Autodesk has recently launched its mid-release Subscription Advantage packs, which provide extra functionality for subscribers. This month Revit gets a powerful new way for groups to work. Martyn Day reports.
In the move from 2D to 3D modelling, while there were benefits, there were also some new technical problems to overcome. In a traditional CAD workflow, the documentation of a project is typically done through the creation of multiple 2D drawings, which can easily be generated through a distributed team.
In the new world of Building Information Modelling (BIM), the model generates all the sections and elevations and the team has to work together to build a single 3D model. This is a completely different way of working and it is safe to say that the software firms didn’t really put a lot of effort into helping early adopters enable good collaboration between project members.
In ArchiCAD R13 and R14, Graphisoft unleashed a pretty comprehensive Teamwork BIM server workflow solution for its users, which bridged the gap to allow architects and all the various engineering disciplines to work together on the same model. It was easy to manage and highly visual, enabling elements to be reserved for editing, or requested from other project participants. Autodesk’s Revit solution had nothing like it and it seems the company has taken note, as it has just delivered a new Revit Server capability for its subscribing customers.
Revit has a concept of worksharing, which allows multiple users to work on the same grand scheme. This allowed the model to be copied to all machines and subdivided into worksets using element borrowing for editing as well as new element creation. Edits made to the model can be sent to update the master model, as well as other user’s edits imported on an ‘Reload Latest’ is performed.
The system requires manual policing and company standards need to be created to ensure it works. Revit models are, in general, big and the file sharing system occupied a lot of network bandwidth, even when not sending geometry. This was bad news for anyone outside of the office or on remote internet-based connections.

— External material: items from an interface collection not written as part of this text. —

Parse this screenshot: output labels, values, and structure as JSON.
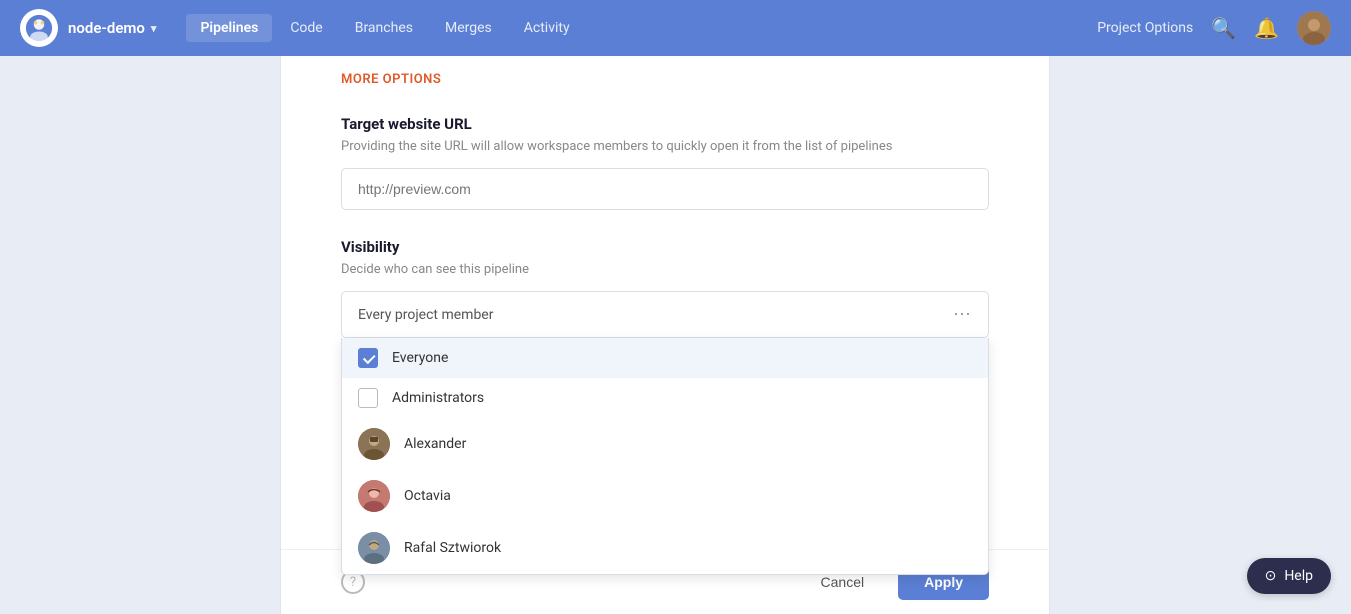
{
  "navbar": {
    "project_name": "node-demo",
    "nav_items": [
      {
        "label": "Pipelines",
        "active": true
      },
      {
        "label": "Code",
        "active": false
      },
      {
        "label": "Branches",
        "active": false
      },
      {
        "label": "Merges",
        "active": false
      },
      {
        "label": "Activity",
        "active": false
      }
    ],
    "project_options_label": "Project Options",
    "search_icon": "🔍",
    "bell_icon": "🔔"
  },
  "panel": {
    "more_options_label": "MORE OPTIONS",
    "target_url_section": {
      "title": "Target website URL",
      "description": "Providing the site URL will allow workspace members to quickly open it from the list of pipelines",
      "input_placeholder": "http://preview.com",
      "input_value": ""
    },
    "visibility_section": {
      "title": "Visibility",
      "description": "Decide who can see this pipeline",
      "dropdown_placeholder": "Every project member",
      "options": [
        {
          "id": "everyone",
          "label": "Everyone",
          "type": "checkbox",
          "checked": true
        },
        {
          "id": "administrators",
          "label": "Administrators",
          "type": "checkbox",
          "checked": false
        },
        {
          "id": "alexander",
          "label": "Alexander",
          "type": "avatar"
        },
        {
          "id": "octavia",
          "label": "Octavia",
          "type": "avatar"
        },
        {
          "id": "rafal",
          "label": "Rafal Sztwiorok",
          "type": "avatar"
        }
      ]
    },
    "footer": {
      "cancel_label": "Cancel",
      "apply_label": "Apply"
    }
  },
  "help_fab": {
    "label": "Help"
  }
}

It is at this point, the new Revit Server comes to the rescue. To improve and extend the worksharing capabilities, the first core change to the system is that the central model is no longer one big single file but is split up into a number of folders and datastreams with element permissions. Essentially this is similar to the way a standard database would work. Based on this new database-like model structure, there is now the concept of a central server where the projects reside.
In turn this server will communicate to local servers based in offices anywhere around the globe. These local servers will maintain up to date copies of the project models in use on those premises. It is possible to enable the local server and the central server to reside in the same location and using new network protocols the network traffic has been optimised to speed up synchronising .

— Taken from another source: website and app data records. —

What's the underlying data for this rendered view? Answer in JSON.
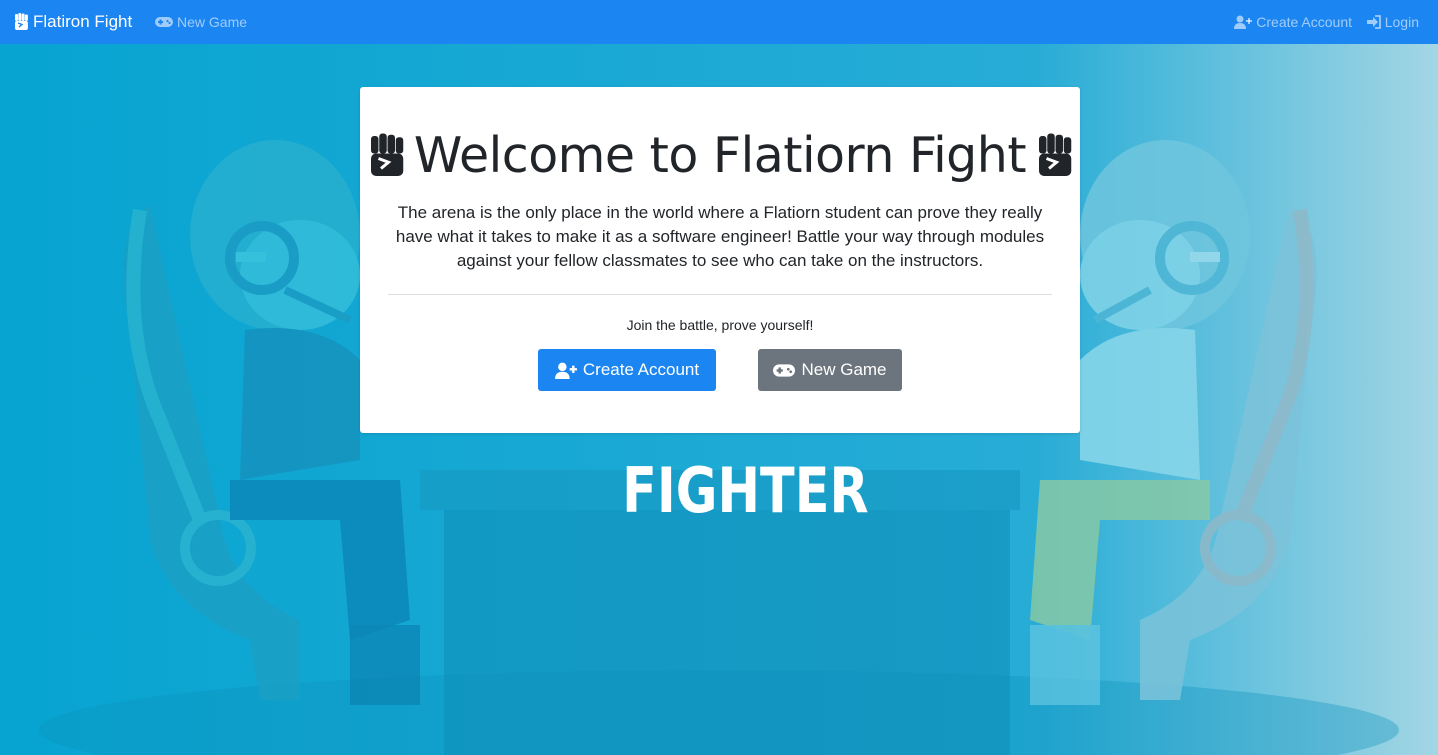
{
  "navbar": {
    "brand_icon": "fist-icon",
    "brand": "Flatiron Fight",
    "new_game_icon": "gamepad-icon",
    "new_game": "New Game",
    "create_account_icon": "user-plus-icon",
    "create_account": "Create Account",
    "login_icon": "sign-in-icon",
    "login": "Login"
  },
  "hero": {
    "title": "Welcome to Flatiorn Fight",
    "title_icon": "fist-icon",
    "lead": "The arena is the only place in the world where a Flatiorn student can prove they really have what it takes to make it as a software engineer! Battle your way through modules against your fellow classmates to see who can take on the instructors.",
    "tagline": "Join the battle, prove yourself!",
    "create_button": "Create Account",
    "new_game_button": "New Game"
  },
  "background": {
    "logo_text": "FIGHTER",
    "colors": {
      "navbar": "#1b85f2",
      "primary_button": "#1b85f2",
      "secondary_button": "#6c757d",
      "backdrop": "#1aa3cf"
    }
  }
}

Essentially this means those working outside the local area network on which the project resides will no longer have to wait lengthy times for the data to arrive, with a local server and regularly updated versions being constantly streamed from the central server. For those with Riverbed style web compression technology, speed benefits will still be apparent.
There is also a new web-based Revit Server Administration, which tool enables management and review capabilities, allowing the creation of projects and folders, location of models, from a remote location.

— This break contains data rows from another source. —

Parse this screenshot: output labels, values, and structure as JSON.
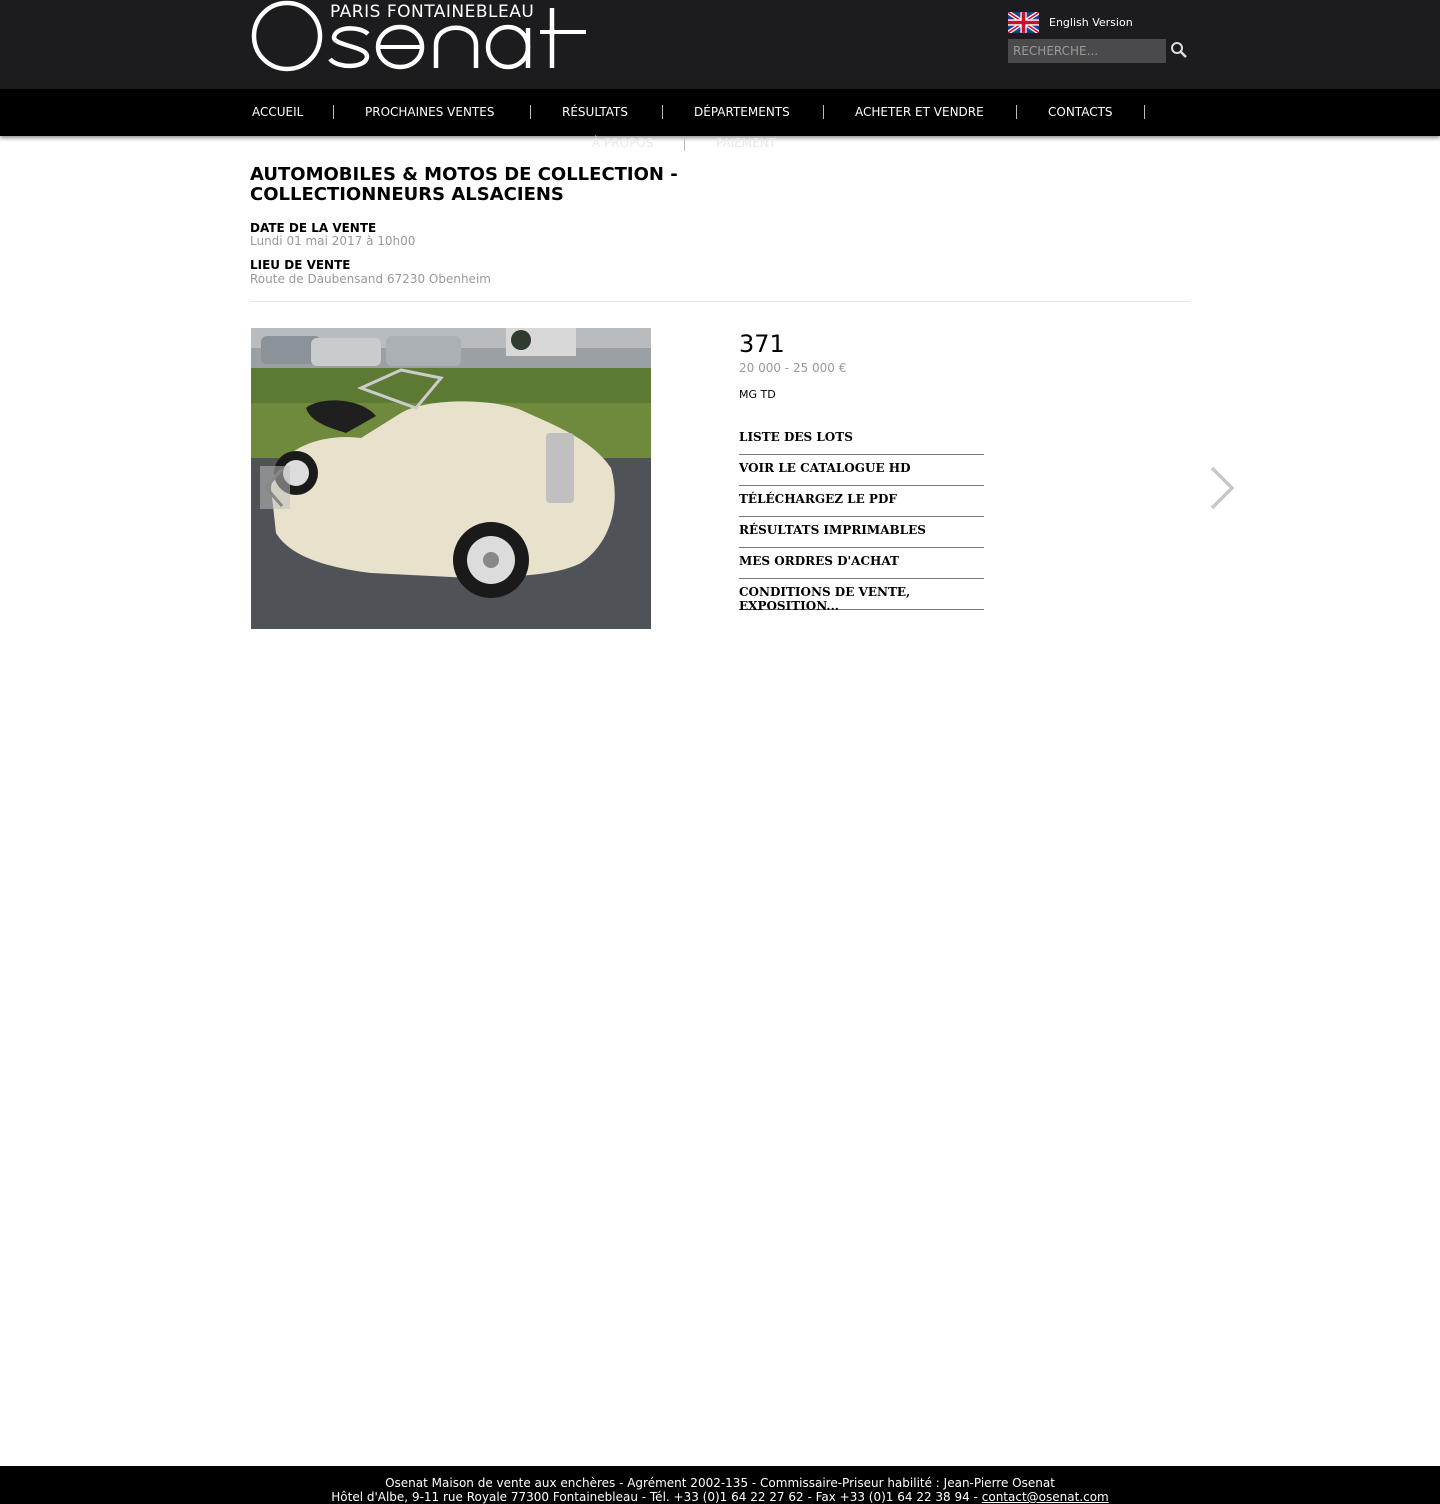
{
  "header": {
    "logo_tagline": "PARIS FONTAINEBLEAU",
    "logo_wordmark": "Osenat",
    "language_link": "English Version",
    "search_placeholder": "RECHERCHE...",
    "flag_icon": "uk-flag-icon",
    "search_icon": "magnifier-icon"
  },
  "nav": {
    "items": [
      "ACCUEIL",
      "PROCHAINES VENTES",
      "RÉSULTATS",
      "DÉPARTEMENTS",
      "ACHETER ET VENDRE",
      "CONTACTS"
    ],
    "row2": [
      "À PROPOS",
      "PAIEMENT"
    ]
  },
  "sale": {
    "title": "AUTOMOBILES & MOTOS DE COLLECTION - COLLECTIONNEURS ALSACIENS",
    "date_label": "DATE DE LA VENTE",
    "date_value": "Lundi 01 mai 2017 à 10h00",
    "place_label": "LIEU DE VENTE",
    "place_value": "Route de Daubensand 67230 Obenheim"
  },
  "lot": {
    "number": "371",
    "estimate": "20 000 - 25 000 €",
    "name": "MG TD"
  },
  "links": [
    "LISTE DES LOTS",
    "VOIR LE CATALOGUE HD",
    "TÉLÉCHARGEZ LE PDF",
    "RÉSULTATS IMPRIMABLES",
    "MES ORDRES D'ACHAT",
    "CONDITIONS DE VENTE, EXPOSITION..."
  ],
  "footer": {
    "line1": "Osenat Maison de vente aux enchères - Agrément 2002-135 - Commissaire-Priseur habilité : Jean-Pierre Osenat",
    "line2": "Hôtel d'Albe, 9-11 rue Royale 77300 Fontainebleau - Tél. +33 (0)1 64 22 27 62 - Fax +33 (0)1 64 22 38 94 -",
    "email": "contact@osenat.com"
  },
  "colors": {
    "header_bg": "#1c1c1e",
    "nav_bg": "#000000",
    "muted_text": "#999999"
  }
}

The Subscription Advantage pack also comes with the Conceptual Energy Analysis (CEA) module for Revit. While other energy tools are out there, none are integrated into Revit, including EcoTect which is an Autodesk product.
CEA is a cloud-based application that resides both inside Revit and on the web to give the designer feedback on the sustainability of a design from the very earliest stages. After creating a design in Revit’s conceptual massing tool, a thermal analytical model is created, with materials, location shading, glazing and operating hours. This model is sent to the cloud for any number of calculations in Autodesk’s Green Building Studio. A HTML document of results is sent back giving the estimated performance of the mass. Through an iterative process an optimised design will hopefully be achieved.
The Revit Server technology certainly solves a problem and eases the problems of working at different locations. It is not as slick or as comprehensive as the Graphisoft technology but overcomes a major drawback of the earlier network implementation of worksharing.
I would assume that this is a technology that will rapidly develop in subsequent releases. The integration of sustainability analysis tools in the massing part of the process is very welcome indeed and while not being a definitive analysis, will surely lead to architects designing energy optimisation at the start of the project, which is surely better than spending money to rectify inefficiencies later on.